For a guitar-pop group to cite the Beatles as their most defining influence is redundant, if not essentially meaningless--like a hip-hop DJ crediting James Brown's sense of rhythm. But it's also telling. Twenty-one is too damn young for a local band to obsess over craft: Such preoccupations are best left to old-timers who've pissed away their quota of innovation. Still, Arch Stanton's fab heroes weren't just paragons of craftsmanship; they were a paradigm of a communal creative esprit. An older Lennon disparaged this image as prefab gimmickry, but it has nonetheless persisted as the ideal of how a band should collaborate and co-conspire.

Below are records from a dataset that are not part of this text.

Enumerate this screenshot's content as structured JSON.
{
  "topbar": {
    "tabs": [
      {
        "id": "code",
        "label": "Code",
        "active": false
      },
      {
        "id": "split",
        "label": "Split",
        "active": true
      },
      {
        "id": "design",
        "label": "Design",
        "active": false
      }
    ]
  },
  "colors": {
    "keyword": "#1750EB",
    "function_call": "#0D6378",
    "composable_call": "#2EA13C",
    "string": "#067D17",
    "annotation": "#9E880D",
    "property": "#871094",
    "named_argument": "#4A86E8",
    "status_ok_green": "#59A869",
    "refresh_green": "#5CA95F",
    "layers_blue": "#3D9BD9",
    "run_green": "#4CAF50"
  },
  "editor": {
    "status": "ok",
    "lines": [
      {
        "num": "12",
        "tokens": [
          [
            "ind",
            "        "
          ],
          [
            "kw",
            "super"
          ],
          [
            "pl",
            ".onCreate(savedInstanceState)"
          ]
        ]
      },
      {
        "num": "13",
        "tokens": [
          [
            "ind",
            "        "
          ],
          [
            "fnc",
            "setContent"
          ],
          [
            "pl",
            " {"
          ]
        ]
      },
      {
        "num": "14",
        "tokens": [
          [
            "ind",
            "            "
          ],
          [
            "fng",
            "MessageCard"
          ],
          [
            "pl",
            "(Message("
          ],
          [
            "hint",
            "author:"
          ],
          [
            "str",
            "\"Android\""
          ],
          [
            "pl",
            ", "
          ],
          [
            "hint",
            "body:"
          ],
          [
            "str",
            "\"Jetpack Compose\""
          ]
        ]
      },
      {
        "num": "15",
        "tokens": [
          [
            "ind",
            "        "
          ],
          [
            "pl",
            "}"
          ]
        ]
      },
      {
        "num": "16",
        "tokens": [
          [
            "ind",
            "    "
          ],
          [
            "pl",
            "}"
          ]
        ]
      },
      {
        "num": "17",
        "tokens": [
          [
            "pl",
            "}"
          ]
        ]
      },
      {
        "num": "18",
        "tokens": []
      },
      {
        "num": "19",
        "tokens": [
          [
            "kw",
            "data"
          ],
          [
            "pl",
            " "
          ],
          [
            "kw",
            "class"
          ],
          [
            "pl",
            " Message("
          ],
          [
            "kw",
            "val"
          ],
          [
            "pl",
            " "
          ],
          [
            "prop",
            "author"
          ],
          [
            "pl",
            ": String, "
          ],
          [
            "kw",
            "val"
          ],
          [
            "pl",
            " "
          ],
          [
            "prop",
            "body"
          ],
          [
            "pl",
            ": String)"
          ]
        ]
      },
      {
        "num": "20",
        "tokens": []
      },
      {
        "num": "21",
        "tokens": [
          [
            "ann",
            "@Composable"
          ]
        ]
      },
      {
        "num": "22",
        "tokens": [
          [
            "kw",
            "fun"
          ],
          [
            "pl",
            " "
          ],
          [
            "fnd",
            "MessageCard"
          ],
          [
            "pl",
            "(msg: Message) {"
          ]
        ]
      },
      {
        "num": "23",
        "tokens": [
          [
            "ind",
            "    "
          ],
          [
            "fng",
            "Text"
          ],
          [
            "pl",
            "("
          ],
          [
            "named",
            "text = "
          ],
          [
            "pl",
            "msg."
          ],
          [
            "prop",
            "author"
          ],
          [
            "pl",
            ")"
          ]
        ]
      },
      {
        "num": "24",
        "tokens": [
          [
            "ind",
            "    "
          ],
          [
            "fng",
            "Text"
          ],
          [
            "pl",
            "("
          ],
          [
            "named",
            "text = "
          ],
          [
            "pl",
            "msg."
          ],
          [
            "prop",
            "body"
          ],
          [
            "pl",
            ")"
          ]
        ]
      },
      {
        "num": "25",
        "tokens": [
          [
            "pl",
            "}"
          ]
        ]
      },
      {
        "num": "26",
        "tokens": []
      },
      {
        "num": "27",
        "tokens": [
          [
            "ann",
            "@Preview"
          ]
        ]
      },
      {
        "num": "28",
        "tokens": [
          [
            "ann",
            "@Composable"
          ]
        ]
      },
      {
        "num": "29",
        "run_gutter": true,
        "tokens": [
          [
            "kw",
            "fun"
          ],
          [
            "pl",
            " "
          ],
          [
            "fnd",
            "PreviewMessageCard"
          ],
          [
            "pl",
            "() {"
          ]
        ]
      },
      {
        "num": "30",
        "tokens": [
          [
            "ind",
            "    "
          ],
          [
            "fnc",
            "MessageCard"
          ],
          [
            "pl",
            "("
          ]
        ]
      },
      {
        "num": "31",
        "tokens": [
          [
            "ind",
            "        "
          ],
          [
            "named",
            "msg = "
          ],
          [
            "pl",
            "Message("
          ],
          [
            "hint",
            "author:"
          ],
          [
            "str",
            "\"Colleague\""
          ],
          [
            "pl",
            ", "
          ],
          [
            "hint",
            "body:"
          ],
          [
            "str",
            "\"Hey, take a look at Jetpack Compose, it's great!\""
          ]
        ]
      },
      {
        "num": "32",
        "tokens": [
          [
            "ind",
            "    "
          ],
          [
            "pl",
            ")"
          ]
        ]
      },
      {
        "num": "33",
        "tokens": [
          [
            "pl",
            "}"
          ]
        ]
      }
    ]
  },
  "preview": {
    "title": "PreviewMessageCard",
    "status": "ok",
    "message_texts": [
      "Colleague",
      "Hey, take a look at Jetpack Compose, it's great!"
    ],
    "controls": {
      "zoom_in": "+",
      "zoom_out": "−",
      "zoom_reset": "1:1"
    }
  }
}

And if Beatlemania began as rebellion without politics, then each successive generation of Beatlemaniamania ended up as enthusiasm without rebellion--harmless, but not charmless. As the four members of Arch Stanton cross 24th Street against the light, Hibbard leaps up on Herder's back and they stagger down Lyndale, and I find myself hoping they don't allow their perfectionism to curtail their impulse to clown. After all, as that other British band from the '60s said once the initial illusion of youth-culture liberation wore off, it's only rock 'n' roll. Even if it's actually power pop.
Arch Stanton will perform on Wednesday, June 2 at the Turf Club; (651) 647-0486.